The character of Roan first appeared in the show’s third season and he became a series regular the following year. He was the second Grounder to become a main character. (The first was, of course, Lincoln.)
Jordan Wiseley, best known for starring in The Real World: Portland actually auditioned for the role. This was revealed after the reality star’s audition tape appeared on Vimeo a couple of years ago. Surprisingly, it’s actually not as awful as you might think.
Clearly, the producers chose a very different direction though, instead casting Zach McGowan. Fans of Agents of S.H.I.E.L.D. would recognize him from his role as Anton Ivanov. At this point, it is difficult to imagine any other actor bringing Roan to life the way that McGowan did.
Generally, actors have to fight long and hard for the roles that they want, especially early on in their careers. They often have to go on one audition after another, sometimes making it through several rounds of tryouts only to lose the part to someone else. However, this was not the case for Eliza Taylor.
She landed the lead lead role of Clarke Griffin without actually auditioning at all.
The producers looked at an audition tape Taylor had done for a film several months earlier and asked her to come in and read. She went in for a meeting the next day and wound up getting the part. It’s a good thing too, considering the actress was ready to pack her bags for Australia after her credit card was stolen and she found herself broke in LA.
Known for playing Desmond Hume on Lost, Henry Ian Cusick currently portrays Marcus Kane on The 100. Kane initially appeared as power hungry and somewhat villainous, but has since evolved into a more self-aware character who strives to become a better man.

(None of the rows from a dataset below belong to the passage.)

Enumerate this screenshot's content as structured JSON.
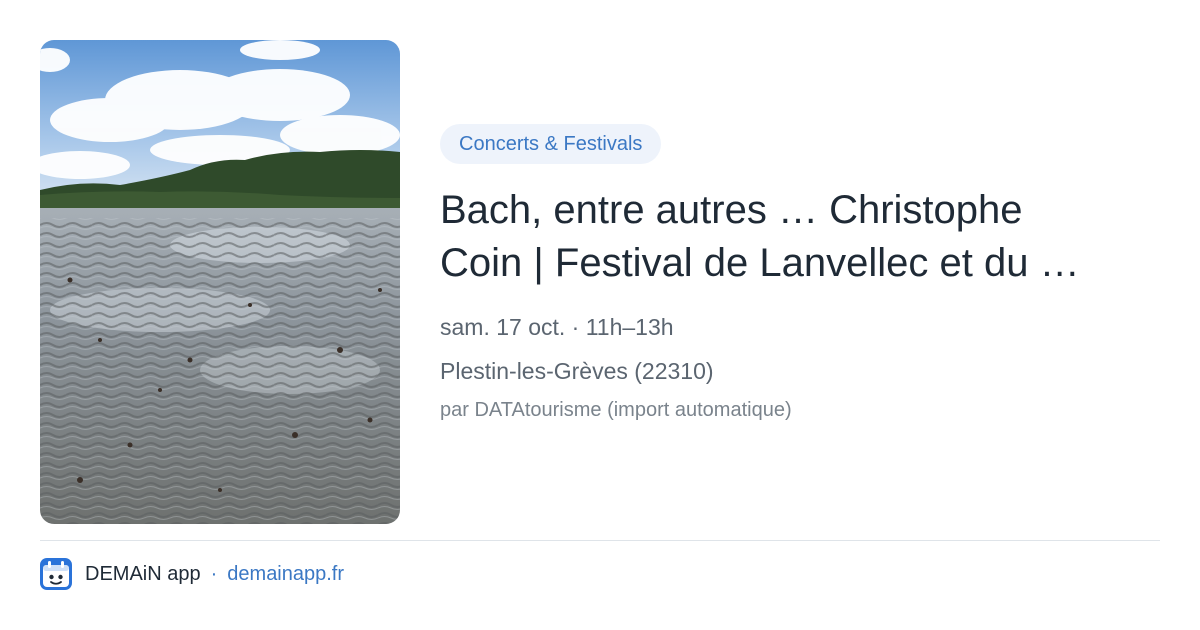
{
  "event": {
    "category": "Concerts & Festivals",
    "title_line_1": "Bach, entre autres … Christophe",
    "title_line_2": "Coin | Festival de Lanvellec et du …",
    "date_time": "sam. 17 oct. · 11h–13h",
    "location": "Plestin-les-Grèves (22310)",
    "source": "par DATAtourisme (import automatique)"
  },
  "footer": {
    "app_name": "DEMAiN app",
    "separator": "·",
    "site": "demainapp.fr"
  },
  "colors": {
    "accent": "#3b78c4",
    "tag_bg": "#eef3fb",
    "title": "#1f2a36",
    "meta": "#5b6570",
    "divider": "#dfe4e9"
  },
  "icons": {
    "app_logo": "demain-app-logo-icon"
  }
}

Cusick happens to know a little something about having a troubled past.
The actor was sued for harassment in 2009. Chelsea Stone, an ABC staffer who worked with Cusick on the set of Lost accused him of making unwelcome advances that included kissing and groping her. Apparently, Stone was fired less than two weeks after reporting the 2007 incident to her superiors. She sued Cusick, ABC and Hawaiian production company, Grass Skirt Entertainment. Stone eventually settled out of court, but the terms remain confidential.
Do you know any other secrets behind The 100? Let us know in the comments!